“This letter by rectors is a shameful act,” he said. But it may have been signed under some kind of duress – it could have been drawn up for them, and the rectors were too afraid to object, he speculated.
It was also not publicised by them in the press, he said. “So, it is quite obvious that they were more or less forced to issue it, but do not like it much,” he said.
Two days before their inflammatory statement, Russian rectors issued a much less bellicose communication, calling for international research to remain open in spite of events.
Some Russian universities have issued individual statements on the war. On 28 February, the rector of the Moscow Institute of Physics and Technology put out a carefully worded statement urging colleagues not to comment on political events and stressing the value of international cooperation. “We may have differing views on what is going on,” he said.
On the other hand, last week the rector of Peter the Great St Petersburg Polytechnic University issued a full-throated backing of the invasion, blaming the west for inciting the conflict and repeating the Kremlin claim that Ukraine was seeking nuclear weapons.
Nearly 8,000 Russian scientists have now signed an anti-war petition condemning the invasion of Ukraine.
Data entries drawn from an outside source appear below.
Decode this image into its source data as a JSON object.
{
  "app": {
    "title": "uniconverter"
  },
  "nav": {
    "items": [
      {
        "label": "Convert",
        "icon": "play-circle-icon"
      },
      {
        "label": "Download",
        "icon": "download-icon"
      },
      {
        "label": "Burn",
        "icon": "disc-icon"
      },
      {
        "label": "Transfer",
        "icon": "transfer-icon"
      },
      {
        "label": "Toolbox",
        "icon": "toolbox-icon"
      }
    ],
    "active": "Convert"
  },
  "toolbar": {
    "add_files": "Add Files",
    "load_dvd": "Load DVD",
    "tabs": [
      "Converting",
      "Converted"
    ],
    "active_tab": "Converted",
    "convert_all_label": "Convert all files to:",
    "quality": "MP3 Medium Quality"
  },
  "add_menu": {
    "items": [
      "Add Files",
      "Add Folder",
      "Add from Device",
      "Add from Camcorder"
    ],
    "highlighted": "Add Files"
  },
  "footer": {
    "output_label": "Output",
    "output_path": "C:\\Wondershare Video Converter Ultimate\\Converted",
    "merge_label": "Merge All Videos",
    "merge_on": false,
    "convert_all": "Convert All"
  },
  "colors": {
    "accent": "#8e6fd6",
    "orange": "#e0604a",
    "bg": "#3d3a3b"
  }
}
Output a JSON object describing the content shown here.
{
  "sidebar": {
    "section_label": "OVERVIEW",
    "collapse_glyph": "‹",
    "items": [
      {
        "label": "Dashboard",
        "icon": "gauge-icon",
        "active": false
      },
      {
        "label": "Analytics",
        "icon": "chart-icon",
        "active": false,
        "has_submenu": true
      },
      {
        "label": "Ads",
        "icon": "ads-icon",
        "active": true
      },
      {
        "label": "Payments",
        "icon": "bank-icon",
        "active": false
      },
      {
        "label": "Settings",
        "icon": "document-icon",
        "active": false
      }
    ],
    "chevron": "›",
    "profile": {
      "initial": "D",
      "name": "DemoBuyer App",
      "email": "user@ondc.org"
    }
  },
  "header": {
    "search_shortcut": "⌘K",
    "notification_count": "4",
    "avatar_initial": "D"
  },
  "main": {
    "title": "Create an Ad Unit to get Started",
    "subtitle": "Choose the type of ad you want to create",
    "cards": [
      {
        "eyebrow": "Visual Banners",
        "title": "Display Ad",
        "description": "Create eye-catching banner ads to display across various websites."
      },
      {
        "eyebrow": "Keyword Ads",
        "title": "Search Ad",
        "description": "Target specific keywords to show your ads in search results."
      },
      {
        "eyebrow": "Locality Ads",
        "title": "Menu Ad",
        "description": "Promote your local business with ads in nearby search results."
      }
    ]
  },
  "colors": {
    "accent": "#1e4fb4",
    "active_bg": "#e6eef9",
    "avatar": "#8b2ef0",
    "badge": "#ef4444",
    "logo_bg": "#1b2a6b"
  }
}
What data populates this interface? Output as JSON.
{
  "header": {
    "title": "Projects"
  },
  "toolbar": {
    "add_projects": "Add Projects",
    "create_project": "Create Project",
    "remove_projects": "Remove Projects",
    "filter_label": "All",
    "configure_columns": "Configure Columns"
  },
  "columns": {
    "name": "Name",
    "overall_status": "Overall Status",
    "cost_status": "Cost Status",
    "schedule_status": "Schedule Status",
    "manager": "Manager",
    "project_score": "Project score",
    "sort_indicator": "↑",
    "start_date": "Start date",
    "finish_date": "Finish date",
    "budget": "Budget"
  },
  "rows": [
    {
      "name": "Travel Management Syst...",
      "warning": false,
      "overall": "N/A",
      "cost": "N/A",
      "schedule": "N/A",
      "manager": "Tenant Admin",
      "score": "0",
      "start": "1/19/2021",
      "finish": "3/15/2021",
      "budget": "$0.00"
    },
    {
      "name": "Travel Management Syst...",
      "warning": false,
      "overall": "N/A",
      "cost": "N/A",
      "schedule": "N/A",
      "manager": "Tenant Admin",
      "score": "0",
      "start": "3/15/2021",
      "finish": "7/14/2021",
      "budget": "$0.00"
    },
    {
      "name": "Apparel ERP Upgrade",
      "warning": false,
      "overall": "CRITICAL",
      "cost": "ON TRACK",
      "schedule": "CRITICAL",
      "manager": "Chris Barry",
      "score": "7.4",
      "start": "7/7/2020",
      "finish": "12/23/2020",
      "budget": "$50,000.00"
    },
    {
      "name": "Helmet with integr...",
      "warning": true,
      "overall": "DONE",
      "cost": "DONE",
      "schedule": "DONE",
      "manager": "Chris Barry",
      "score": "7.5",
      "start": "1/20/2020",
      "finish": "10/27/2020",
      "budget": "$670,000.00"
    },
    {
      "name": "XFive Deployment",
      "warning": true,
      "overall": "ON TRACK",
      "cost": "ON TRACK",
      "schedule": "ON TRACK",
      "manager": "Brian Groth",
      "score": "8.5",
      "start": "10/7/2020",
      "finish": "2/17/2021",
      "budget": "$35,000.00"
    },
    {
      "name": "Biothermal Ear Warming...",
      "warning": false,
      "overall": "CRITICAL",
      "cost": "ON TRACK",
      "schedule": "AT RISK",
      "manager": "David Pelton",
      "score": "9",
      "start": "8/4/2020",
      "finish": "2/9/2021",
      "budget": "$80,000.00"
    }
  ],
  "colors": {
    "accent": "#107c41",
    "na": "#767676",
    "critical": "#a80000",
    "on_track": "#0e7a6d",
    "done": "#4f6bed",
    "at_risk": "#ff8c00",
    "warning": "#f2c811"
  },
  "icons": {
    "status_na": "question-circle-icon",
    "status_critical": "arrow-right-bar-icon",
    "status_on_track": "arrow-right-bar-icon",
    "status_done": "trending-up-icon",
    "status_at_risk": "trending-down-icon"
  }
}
However, the science website that published the petition has now taken it down “due to the new legislation effectively introducing severe censorship.” However, the list of signatories is still visible.
One signatory contacted by Science|Business said that the Russian government “cares little about the international isolation of Russian scientists and acts with little regard for them (as well as for the rest of the people).” Severing ties with Russian scientists is “inappropriate”, the signatory said, “because it will not benefit science.”